EXERCISE DESCRIPTION: Scan the data. Collect each line that contains the word "Front".

<<<<

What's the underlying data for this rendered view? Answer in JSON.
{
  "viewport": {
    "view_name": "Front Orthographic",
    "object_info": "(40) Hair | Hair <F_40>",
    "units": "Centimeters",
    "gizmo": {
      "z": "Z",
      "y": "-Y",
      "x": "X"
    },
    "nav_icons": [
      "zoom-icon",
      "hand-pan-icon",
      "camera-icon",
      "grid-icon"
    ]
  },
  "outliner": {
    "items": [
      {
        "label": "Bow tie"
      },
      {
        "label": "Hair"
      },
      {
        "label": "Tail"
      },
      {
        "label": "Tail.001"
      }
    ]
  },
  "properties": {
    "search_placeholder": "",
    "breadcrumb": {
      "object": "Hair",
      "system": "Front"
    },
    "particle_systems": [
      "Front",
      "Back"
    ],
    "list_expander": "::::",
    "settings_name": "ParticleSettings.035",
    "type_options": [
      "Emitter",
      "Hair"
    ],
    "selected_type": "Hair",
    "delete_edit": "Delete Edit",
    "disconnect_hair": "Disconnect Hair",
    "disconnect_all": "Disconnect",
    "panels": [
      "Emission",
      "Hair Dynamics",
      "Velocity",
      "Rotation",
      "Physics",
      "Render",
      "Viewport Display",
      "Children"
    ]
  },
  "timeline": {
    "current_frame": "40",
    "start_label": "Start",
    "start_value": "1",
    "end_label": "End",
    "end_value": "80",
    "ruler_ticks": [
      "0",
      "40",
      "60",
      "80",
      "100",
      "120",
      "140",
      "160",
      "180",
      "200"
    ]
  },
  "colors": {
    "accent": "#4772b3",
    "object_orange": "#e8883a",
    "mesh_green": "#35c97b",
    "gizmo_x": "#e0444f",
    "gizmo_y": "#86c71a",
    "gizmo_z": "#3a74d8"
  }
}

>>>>

RESPONSE BOX:
    "view_name": "Front Orthographic",
      "system": "Front"
      "Front",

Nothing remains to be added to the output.